The Palestinian Authority health minister, Mai Alkaila, said on January 9 that the Palestinian Authority has reached agreements with several companies and the World Health Organization (WHO) to procure a sufficient supply of vaccines to eventually cover the majority of Palestinians in the occupied territory, but that “there is no specific date” for the arrival of even the first doses.
The Palestinian Authority’s Foreign Ministry has called on the international community to pressure Israel to provide vaccines to Palestinians in the occupied territory, saying that the Palestinian Authority’s efforts to procure vaccines do not exempt Israel from its responsibilities under the law of occupation. Israeli authorities said in a January 12 submission to the Israeli High Court of Justice that they provided 100 vaccine doses to the Palestinian Authority in response to a Palestinian request and planned to send another shipment, but the Palestinian Authority has deniedreports of having received any quantity of vaccines from Israel. In any event, 100 vaccine doses pales in comparison to the more than 2 million doses that Israel has already provided to Israeli citizens.
The submission came in response to a lawsuit by the family of an Israeli soldier whose body apparently is being held by Hamas authorities in Gaza. The suit seeks to require the Israeli authorities to withhold vaccines from Gaza until the body is returned. Israeli authorities have, based on unconfirmed reports in Israeli media, linked provision of the vaccine to Gaza to the release of the soldier’s body, as well as of two Israeli civilians and the body of another soldier apparently held by Hamas authorities there. Hamas authorities should immediately release the civilians and return the soldiers’ bodies, but Israeli authorities should not use vaccines as bargaining chips, Human Rights Watch said. The lives of Palestinian residents of Gaza should not be sacrificed because of the conduct of Hamas authorities over which they have limited, if any, control.
The Independent newspaper said in a January 8 report that Israeli authorities had denied informal requests from the WHO and the Palestinian Authority to provide vaccinations to Palestinian health workers, although Israel has denied receiving such a request.

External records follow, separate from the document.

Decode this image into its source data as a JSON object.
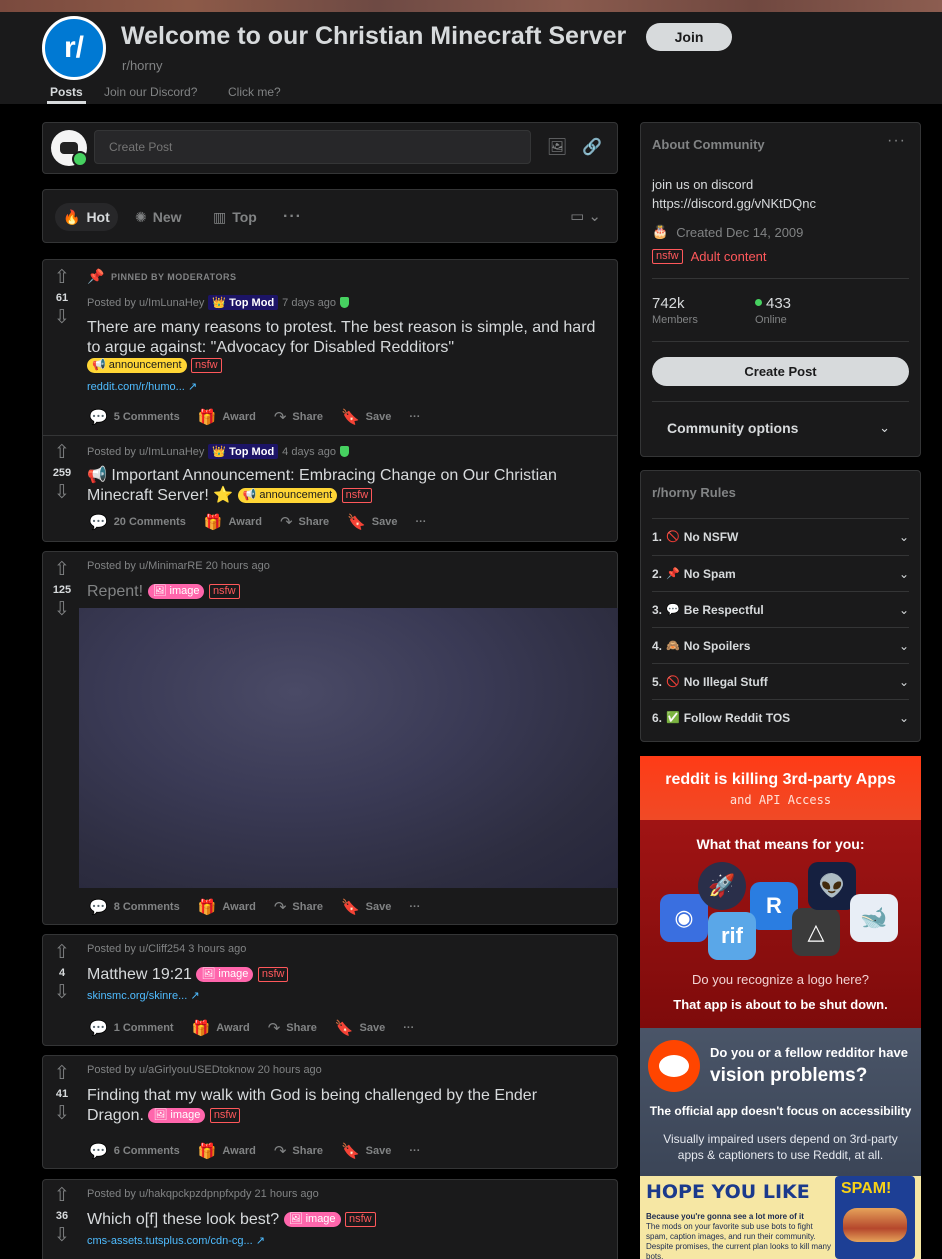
{
  "header": {
    "title": "Welcome to our Christian Minecraft Server",
    "subreddit": "r/horny",
    "icon_text": "r/",
    "join_label": "Join",
    "tabs": [
      "Posts",
      "Join our Discord?",
      "Click me?"
    ]
  },
  "create_post": {
    "placeholder": "Create Post"
  },
  "sort": {
    "hot": "Hot",
    "new": "New",
    "top": "Top"
  },
  "posts": [
    {
      "pinned_label": "PINNED BY MODERATORS",
      "score": "61",
      "author": "Posted by u/ImLunaHey",
      "mod_badge": "👑 Top Mod",
      "time": "7 days ago",
      "title": "There are many reasons to protest. The best reason is simple, and hard to argue against: \"Advocacy for Disabled Redditors\"",
      "flair": "📢 announcement",
      "nsfw": "nsfw",
      "link": "reddit.com/r/humo...",
      "comments": "5 Comments"
    },
    {
      "score": "259",
      "author": "Posted by u/ImLunaHey",
      "mod_badge": "👑 Top Mod",
      "time": "4 days ago",
      "title": "📢 Important Announcement: Embracing Change on Our Christian Minecraft Server! ⭐",
      "flair": "📢 announcement",
      "nsfw": "nsfw",
      "comments": "20 Comments"
    },
    {
      "score": "125",
      "author": "Posted by u/MinimarRE 20 hours ago",
      "title": "Repent!",
      "flair": "🖼 image",
      "nsfw": "nsfw",
      "comments": "8 Comments"
    },
    {
      "score": "4",
      "author": "Posted by u/Cliff254 3 hours ago",
      "title": "Matthew 19:21",
      "flair": "🖼 image",
      "nsfw": "nsfw",
      "link": "skinsmc.org/skinre...",
      "comments": "1 Comment"
    },
    {
      "score": "41",
      "author": "Posted by u/aGirlyouUSEDtoknow 20 hours ago",
      "title": "Finding that my walk with God is being challenged by the Ender Dragon.",
      "flair": "🖼 image",
      "nsfw": "nsfw",
      "comments": "6 Comments"
    },
    {
      "score": "36",
      "author": "Posted by u/hakqpckpzdpnpfxpdy 21 hours ago",
      "title": "Which o[f] these look best?",
      "flair": "🖼 image",
      "nsfw": "nsfw",
      "link": "cms-assets.tutsplus.com/cdn-cg..."
    }
  ],
  "actions": {
    "award": "Award",
    "share": "Share",
    "save": "Save"
  },
  "about": {
    "title": "About Community",
    "desc_line1": "join us on discord",
    "desc_line2": "https://discord.gg/vNKtDQnc",
    "created": "Created Dec 14, 2009",
    "nsfw_tag": "nsfw",
    "adult": "Adult content",
    "members": "742k",
    "members_label": "Members",
    "online": "433",
    "online_label": "Online",
    "create_post": "Create Post",
    "community_options": "Community options"
  },
  "rules": {
    "title": "r/horny Rules",
    "items": [
      {
        "num": "1.",
        "emoji": "🚫",
        "text": "No NSFW"
      },
      {
        "num": "2.",
        "emoji": "📌",
        "text": "No Spam"
      },
      {
        "num": "3.",
        "emoji": "💬",
        "text": "Be Respectful"
      },
      {
        "num": "4.",
        "emoji": "🙈",
        "text": "No Spoilers"
      },
      {
        "num": "5.",
        "emoji": "🚫",
        "text": "No Illegal Stuff"
      },
      {
        "num": "6.",
        "emoji": "✅",
        "text": "Follow Reddit TOS"
      }
    ]
  },
  "ad": {
    "headline": "reddit is killing 3rd-party Apps",
    "subhead": "and API Access",
    "what": "What that means for you:",
    "question": "Do you recognize a logo here?",
    "shutdown": "That app is about to be shut down.",
    "vision1": "Do you or a fellow redditor have",
    "vision2": "vision problems?",
    "official": "The official app doesn't focus on accessibility",
    "impaired": "Visually impaired users depend on 3rd-party apps & captioners to use Reddit, at all.",
    "hope": "HOPE YOU LIKE",
    "fine_bold": "Because you're gonna see a lot more of it",
    "fine": "The mods on your favorite sub use bots to fight spam, caption images, and run their community. Despite promises, the current plan looks to kill many bots,"
  },
  "colors": {
    "accent": "#0079d3",
    "nsfw": "#ff585b",
    "announcement": "#ffd635",
    "image_flair": "#ff66ac",
    "online": "#46d160"
  }
}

“The virus does not discriminate in who it infects, but the government of Israel discriminates in who it chooses to inoculate against it,” Shakir said.